[WORK INSTRUCTIONS]:
Show all the lines in the data below that include the word "SHOs".
THE RECORDS START
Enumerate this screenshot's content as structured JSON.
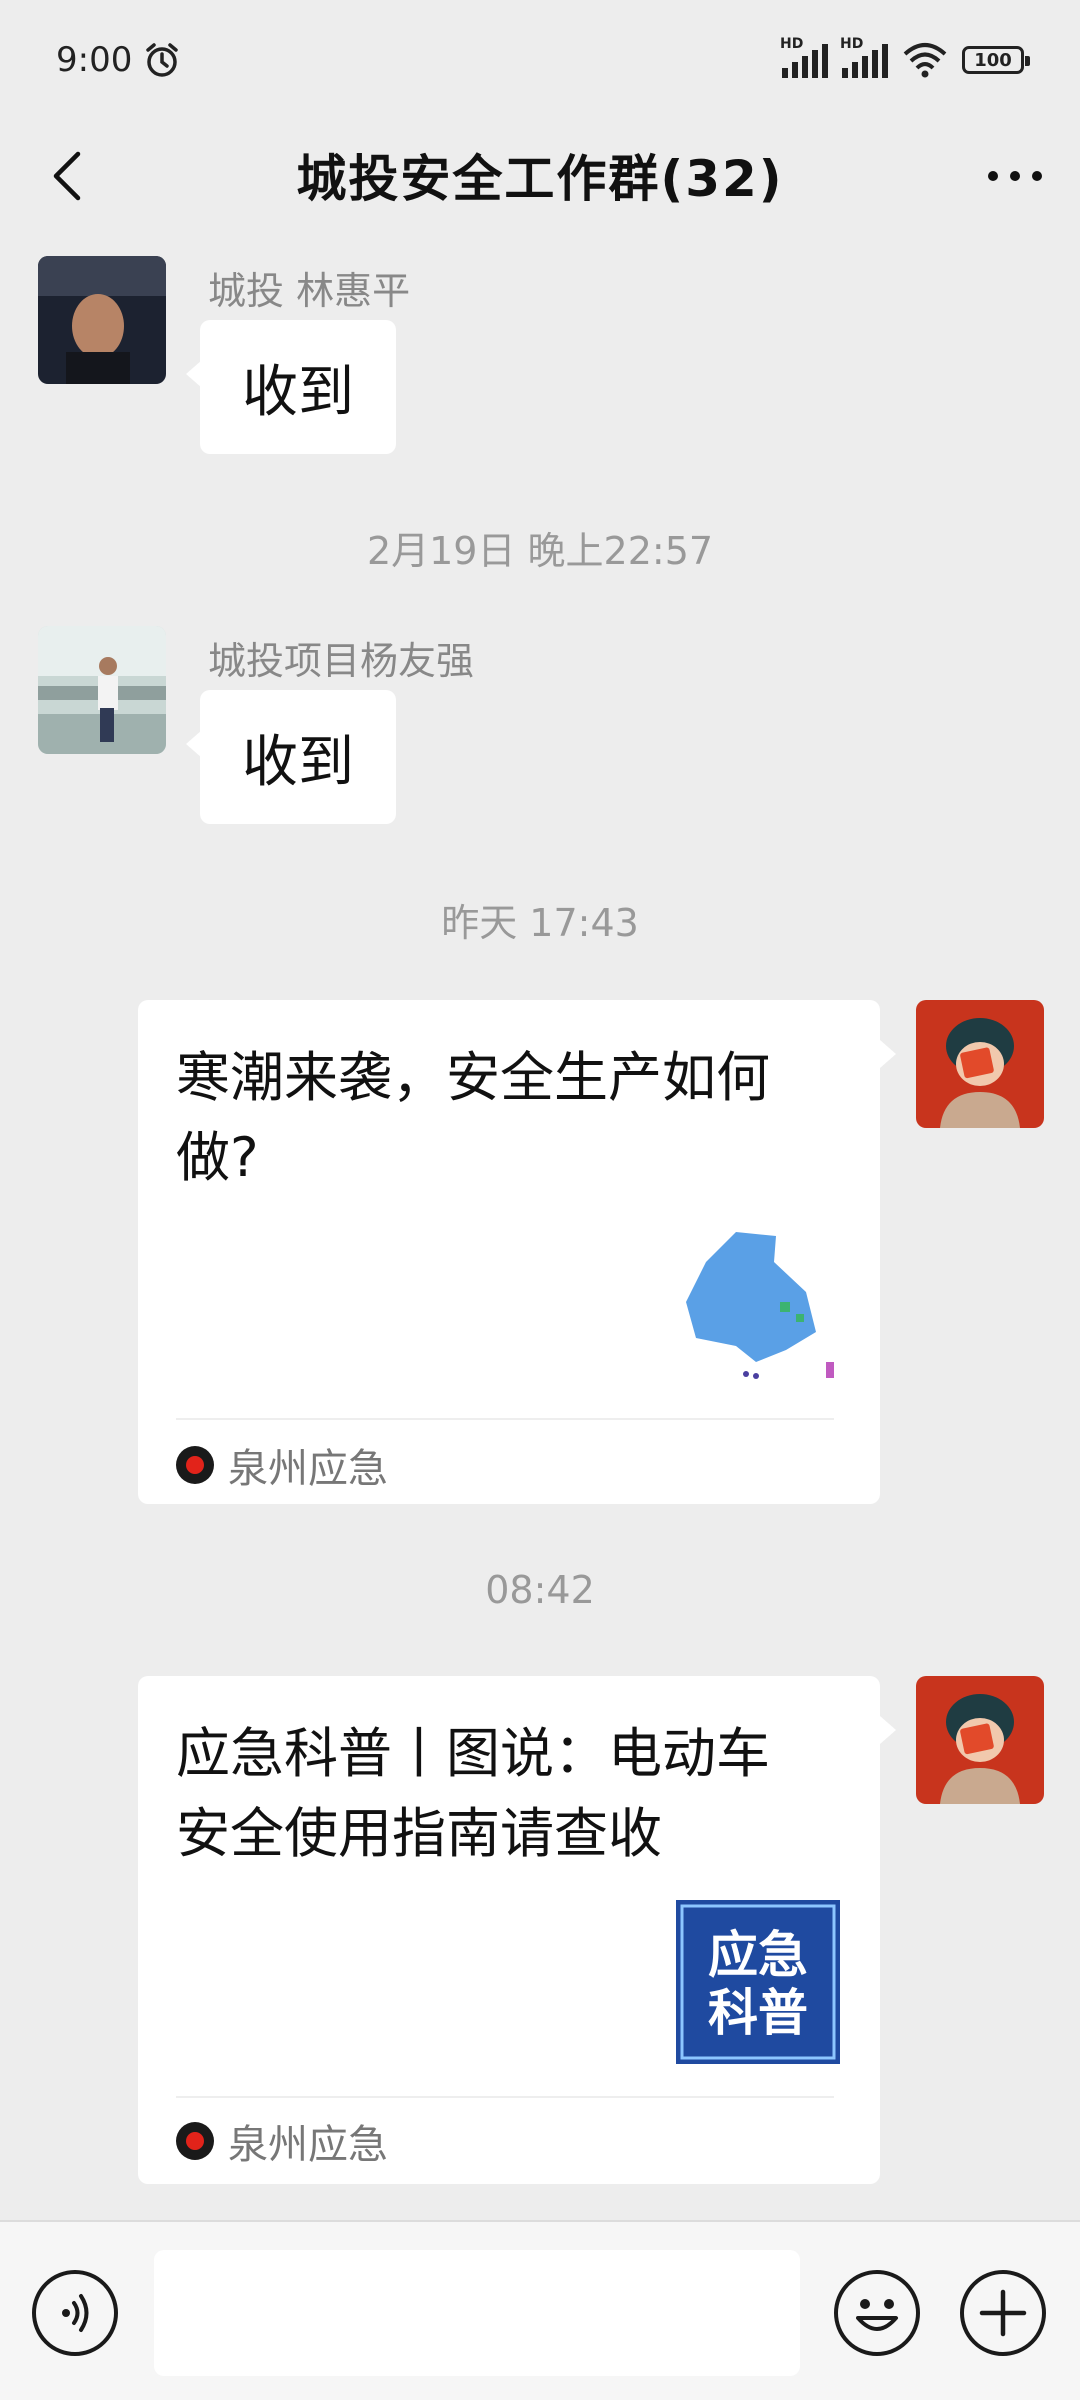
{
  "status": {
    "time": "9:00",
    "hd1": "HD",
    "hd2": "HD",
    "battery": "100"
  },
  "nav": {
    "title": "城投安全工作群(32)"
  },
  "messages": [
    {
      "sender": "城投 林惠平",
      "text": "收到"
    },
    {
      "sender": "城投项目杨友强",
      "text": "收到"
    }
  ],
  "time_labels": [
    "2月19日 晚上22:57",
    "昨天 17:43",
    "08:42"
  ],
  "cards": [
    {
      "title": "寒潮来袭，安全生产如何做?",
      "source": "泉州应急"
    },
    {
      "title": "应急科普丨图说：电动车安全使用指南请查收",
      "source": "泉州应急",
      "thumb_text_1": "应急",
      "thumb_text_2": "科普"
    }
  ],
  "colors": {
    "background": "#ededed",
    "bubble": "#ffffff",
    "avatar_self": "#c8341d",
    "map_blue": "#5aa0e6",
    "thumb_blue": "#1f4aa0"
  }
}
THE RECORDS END
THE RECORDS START
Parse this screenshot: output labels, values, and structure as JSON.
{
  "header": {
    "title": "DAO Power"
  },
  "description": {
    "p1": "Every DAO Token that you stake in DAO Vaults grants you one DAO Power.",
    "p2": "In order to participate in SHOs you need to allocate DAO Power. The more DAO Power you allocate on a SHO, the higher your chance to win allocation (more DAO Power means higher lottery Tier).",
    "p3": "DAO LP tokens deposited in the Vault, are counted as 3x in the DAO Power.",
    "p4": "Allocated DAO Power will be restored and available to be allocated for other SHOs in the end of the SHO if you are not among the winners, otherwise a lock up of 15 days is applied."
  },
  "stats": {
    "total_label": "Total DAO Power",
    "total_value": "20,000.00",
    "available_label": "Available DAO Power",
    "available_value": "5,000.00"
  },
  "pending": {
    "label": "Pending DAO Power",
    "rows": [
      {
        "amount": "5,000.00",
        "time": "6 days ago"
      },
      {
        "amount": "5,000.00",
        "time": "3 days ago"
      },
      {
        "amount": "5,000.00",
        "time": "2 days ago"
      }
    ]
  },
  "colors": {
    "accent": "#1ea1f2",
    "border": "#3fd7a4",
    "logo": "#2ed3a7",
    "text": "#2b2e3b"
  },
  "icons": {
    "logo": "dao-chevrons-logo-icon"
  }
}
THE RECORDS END
[EXERCISE RESULT]:
    "p2": "In order to participate in SHOs you need to allocate DAO Power. The more DAO Power you allocate on a SHO, the higher your chance to win allocation (more DAO Power means higher lottery Tier).",
    "p4": "Allocated DAO Power will be restored and available to be allocated for other SHOs in the end of the SHO if you are not among the winners, otherwise a lock up of 15 days is applied."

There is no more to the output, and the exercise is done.